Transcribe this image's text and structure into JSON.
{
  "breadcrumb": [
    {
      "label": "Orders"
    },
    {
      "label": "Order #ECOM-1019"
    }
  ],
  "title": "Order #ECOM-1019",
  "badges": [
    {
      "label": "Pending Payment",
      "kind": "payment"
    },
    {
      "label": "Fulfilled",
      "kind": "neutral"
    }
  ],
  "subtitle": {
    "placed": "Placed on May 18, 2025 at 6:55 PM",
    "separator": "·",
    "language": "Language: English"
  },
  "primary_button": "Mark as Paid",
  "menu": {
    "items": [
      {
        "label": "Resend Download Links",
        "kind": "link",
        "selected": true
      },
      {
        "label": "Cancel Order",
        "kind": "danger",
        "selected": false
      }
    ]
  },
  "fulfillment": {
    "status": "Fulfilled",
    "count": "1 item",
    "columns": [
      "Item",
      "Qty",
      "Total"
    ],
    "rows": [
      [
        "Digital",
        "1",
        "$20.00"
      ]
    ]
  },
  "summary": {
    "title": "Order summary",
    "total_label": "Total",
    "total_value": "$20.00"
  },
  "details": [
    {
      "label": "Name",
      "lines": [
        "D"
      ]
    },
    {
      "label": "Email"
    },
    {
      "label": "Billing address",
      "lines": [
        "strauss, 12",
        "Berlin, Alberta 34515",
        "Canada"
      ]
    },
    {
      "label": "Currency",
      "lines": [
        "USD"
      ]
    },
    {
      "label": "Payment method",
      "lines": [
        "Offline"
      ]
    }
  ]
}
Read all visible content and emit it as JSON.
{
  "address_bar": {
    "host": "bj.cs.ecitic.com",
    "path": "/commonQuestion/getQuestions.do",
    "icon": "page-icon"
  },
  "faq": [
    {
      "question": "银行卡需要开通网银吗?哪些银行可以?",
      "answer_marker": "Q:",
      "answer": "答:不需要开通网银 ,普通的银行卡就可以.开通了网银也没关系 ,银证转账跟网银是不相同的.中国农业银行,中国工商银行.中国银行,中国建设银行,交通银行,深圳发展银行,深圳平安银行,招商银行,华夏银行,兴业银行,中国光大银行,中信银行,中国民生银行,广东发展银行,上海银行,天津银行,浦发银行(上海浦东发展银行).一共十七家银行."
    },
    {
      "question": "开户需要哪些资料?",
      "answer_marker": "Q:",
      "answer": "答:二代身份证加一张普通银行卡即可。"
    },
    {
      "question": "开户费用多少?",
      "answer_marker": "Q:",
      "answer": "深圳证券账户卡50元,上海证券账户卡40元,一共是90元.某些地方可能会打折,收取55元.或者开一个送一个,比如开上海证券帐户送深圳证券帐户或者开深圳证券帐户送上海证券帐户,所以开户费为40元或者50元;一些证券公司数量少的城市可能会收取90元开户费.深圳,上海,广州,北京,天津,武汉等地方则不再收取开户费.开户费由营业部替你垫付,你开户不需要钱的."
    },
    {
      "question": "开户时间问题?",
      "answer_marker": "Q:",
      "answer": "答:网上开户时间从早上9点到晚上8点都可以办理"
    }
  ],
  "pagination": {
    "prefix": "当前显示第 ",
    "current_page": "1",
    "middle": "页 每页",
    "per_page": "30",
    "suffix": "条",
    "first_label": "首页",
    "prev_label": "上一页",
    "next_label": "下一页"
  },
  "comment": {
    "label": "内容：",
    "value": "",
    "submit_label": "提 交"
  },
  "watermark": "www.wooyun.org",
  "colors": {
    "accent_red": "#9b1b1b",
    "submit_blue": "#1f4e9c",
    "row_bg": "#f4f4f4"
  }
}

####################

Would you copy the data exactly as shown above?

Solution to this problem:
Transcribe this image's text and structure into JSON.
{
  "breadcrumb": [
    {
      "label": "Orders"
    },
    {
      "label": "Order #ECOM-1019"
    }
  ],
  "title": "Order #ECOM-1019",
  "badges": [
    {
      "label": "Pending Payment",
      "kind": "payment"
    },
    {
      "label": "Fulfilled",
      "kind": "neutral"
    }
  ],
  "subtitle": {
    "placed": "Placed on May 18, 2025 at 6:55 PM",
    "separator": "·",
    "language": "Language: English"
  },
  "primary_button": "Mark as Paid",
  "menu": {
    "items": [
      {
        "label": "Resend Download Links",
        "kind": "link",
        "selected": true
      },
      {
        "label": "Cancel Order",
        "kind": "danger",
        "selected": false
      }
    ]
  },
  "fulfillment": {
    "status": "Fulfilled",
    "count": "1 item",
    "columns": [
      "Item",
      "Qty",
      "Total"
    ],
    "rows": [
      [
        "Digital",
        "1",
        "$20.00"
      ]
    ]
  },
  "summary": {
    "title": "Order summary",
    "total_label": "Total",
    "total_value": "$20.00"
  },
  "details": [
    {
      "label": "Name",
      "lines": [
        "D"
      ]
    },
    {
      "label": "Email"
    },
    {
      "label": "Billing address",
      "lines": [
        "strauss, 12",
        "Berlin, Alberta 34515",
        "Canada"
      ]
    },
    {
      "label": "Currency",
      "lines": [
        "USD"
      ]
    },
    {
      "label": "Payment method",
      "lines": [
        "Offline"
      ]
    }
  ]
}
Read all visible content and emit it as JSON.
{
  "address_bar": {
    "host": "bj.cs.ecitic.com",
    "path": "/commonQuestion/getQuestions.do",
    "icon": "page-icon"
  },
  "faq": [
    {
      "question": "银行卡需要开通网银吗?哪些银行可以?",
      "answer_marker": "Q:",
      "answer": "答:不需要开通网银 ,普通的银行卡就可以.开通了网银也没关系 ,银证转账跟网银是不相同的.中国农业银行,中国工商银行.中国银行,中国建设银行,交通银行,深圳发展银行,深圳平安银行,招商银行,华夏银行,兴业银行,中国光大银行,中信银行,中国民生银行,广东发展银行,上海银行,天津银行,浦发银行(上海浦东发展银行).一共十七家银行."
    },
    {
      "question": "开户需要哪些资料?",
      "answer_marker": "Q:",
      "answer": "答:二代身份证加一张普通银行卡即可。"
    },
    {
      "question": "开户费用多少?",
      "answer_marker": "Q:",
      "answer": "深圳证券账户卡50元,上海证券账户卡40元,一共是90元.某些地方可能会打折,收取55元.或者开一个送一个,比如开上海证券帐户送深圳证券帐户或者开深圳证券帐户送上海证券帐户,所以开户费为40元或者50元;一些证券公司数量少的城市可能会收取90元开户费.深圳,上海,广州,北京,天津,武汉等地方则不再收取开户费.开户费由营业部替你垫付,你开户不需要钱的."
    },
    {
      "question": "开户时间问题?",
      "answer_marker": "Q:",
      "answer": "答:网上开户时间从早上9点到晚上8点都可以办理"
    }
  ],
  "pagination": {
    "prefix": "当前显示第 ",
    "current_page": "1",
    "middle": "页 每页",
    "per_page": "30",
    "suffix": "条",
    "first_label": "首页",
    "prev_label": "上一页",
    "next_label": "下一页"
  },
  "comment": {
    "label": "内容：",
    "value": "",
    "submit_label": "提 交"
  },
  "watermark": "www.wooyun.org",
  "colors": {
    "accent_red": "#9b1b1b",
    "submit_blue": "#1f4e9c",
    "row_bg": "#f4f4f4"
  }
}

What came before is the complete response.